(Dataset rows for apps and sites)
--- START ---
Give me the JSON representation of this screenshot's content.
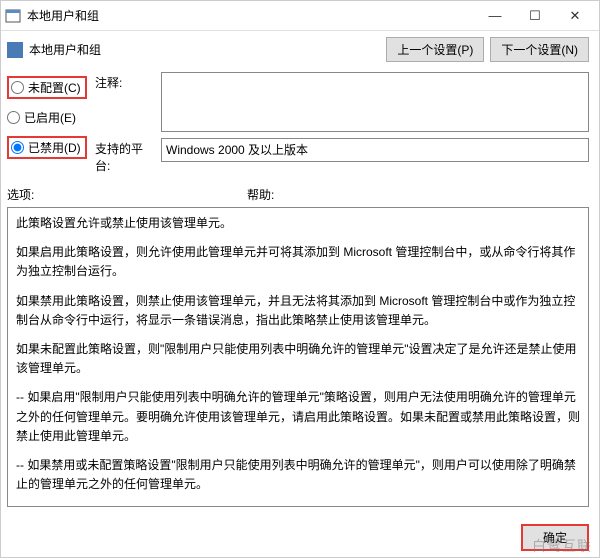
{
  "window": {
    "title": "本地用户和组"
  },
  "header": {
    "title": "本地用户和组",
    "prev_button": "上一个设置(P)",
    "next_button": "下一个设置(N)"
  },
  "radios": {
    "not_configured": "未配置(C)",
    "enabled": "已启用(E)",
    "disabled": "已禁用(D)",
    "selected": "disabled"
  },
  "fields": {
    "comment_label": "注释:",
    "comment_value": "",
    "platform_label": "支持的平台:",
    "platform_value": "Windows 2000 及以上版本"
  },
  "sections": {
    "options_label": "选项:",
    "help_label": "帮助:"
  },
  "help_text": {
    "p1": "此策略设置允许或禁止使用该管理单元。",
    "p2": "如果启用此策略设置，则允许使用此管理单元并可将其添加到 Microsoft 管理控制台中，或从命令行将其作为独立控制台运行。",
    "p3": "如果禁用此策略设置，则禁止使用该管理单元，并且无法将其添加到 Microsoft 管理控制台中或作为独立控制台从命令行中运行，将显示一条错误消息，指出此策略禁止使用该管理单元。",
    "p4": "如果未配置此策略设置，则\"限制用户只能使用列表中明确允许的管理单元\"设置决定了是允许还是禁止使用该管理单元。",
    "p5": "-- 如果启用\"限制用户只能使用列表中明确允许的管理单元\"策略设置，则用户无法使用明确允许的管理单元之外的任何管理单元。要明确允许使用该管理单元，请启用此策略设置。如果未配置或禁用此策略设置，则禁止使用此管理单元。",
    "p6": "-- 如果禁用或未配置策略设置\"限制用户只能使用列表中明确允许的管理单元\"，则用户可以使用除了明确禁止的管理单元之外的任何管理单元。"
  },
  "footer": {
    "ok": "确定"
  },
  "watermark": "白鹭互联"
}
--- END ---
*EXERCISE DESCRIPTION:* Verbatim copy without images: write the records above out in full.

*EXERCISE RESPONSE:*
Give me the JSON representation of this screenshot's content.
{
  "window": {
    "title": "本地用户和组"
  },
  "header": {
    "title": "本地用户和组",
    "prev_button": "上一个设置(P)",
    "next_button": "下一个设置(N)"
  },
  "radios": {
    "not_configured": "未配置(C)",
    "enabled": "已启用(E)",
    "disabled": "已禁用(D)",
    "selected": "disabled"
  },
  "fields": {
    "comment_label": "注释:",
    "comment_value": "",
    "platform_label": "支持的平台:",
    "platform_value": "Windows 2000 及以上版本"
  },
  "sections": {
    "options_label": "选项:",
    "help_label": "帮助:"
  },
  "help_text": {
    "p1": "此策略设置允许或禁止使用该管理单元。",
    "p2": "如果启用此策略设置，则允许使用此管理单元并可将其添加到 Microsoft 管理控制台中，或从命令行将其作为独立控制台运行。",
    "p3": "如果禁用此策略设置，则禁止使用该管理单元，并且无法将其添加到 Microsoft 管理控制台中或作为独立控制台从命令行中运行，将显示一条错误消息，指出此策略禁止使用该管理单元。",
    "p4": "如果未配置此策略设置，则\"限制用户只能使用列表中明确允许的管理单元\"设置决定了是允许还是禁止使用该管理单元。",
    "p5": "-- 如果启用\"限制用户只能使用列表中明确允许的管理单元\"策略设置，则用户无法使用明确允许的管理单元之外的任何管理单元。要明确允许使用该管理单元，请启用此策略设置。如果未配置或禁用此策略设置，则禁止使用此管理单元。",
    "p6": "-- 如果禁用或未配置策略设置\"限制用户只能使用列表中明确允许的管理单元\"，则用户可以使用除了明确禁止的管理单元之外的任何管理单元。"
  },
  "footer": {
    "ok": "确定"
  },
  "watermark": "白鹭互联"
}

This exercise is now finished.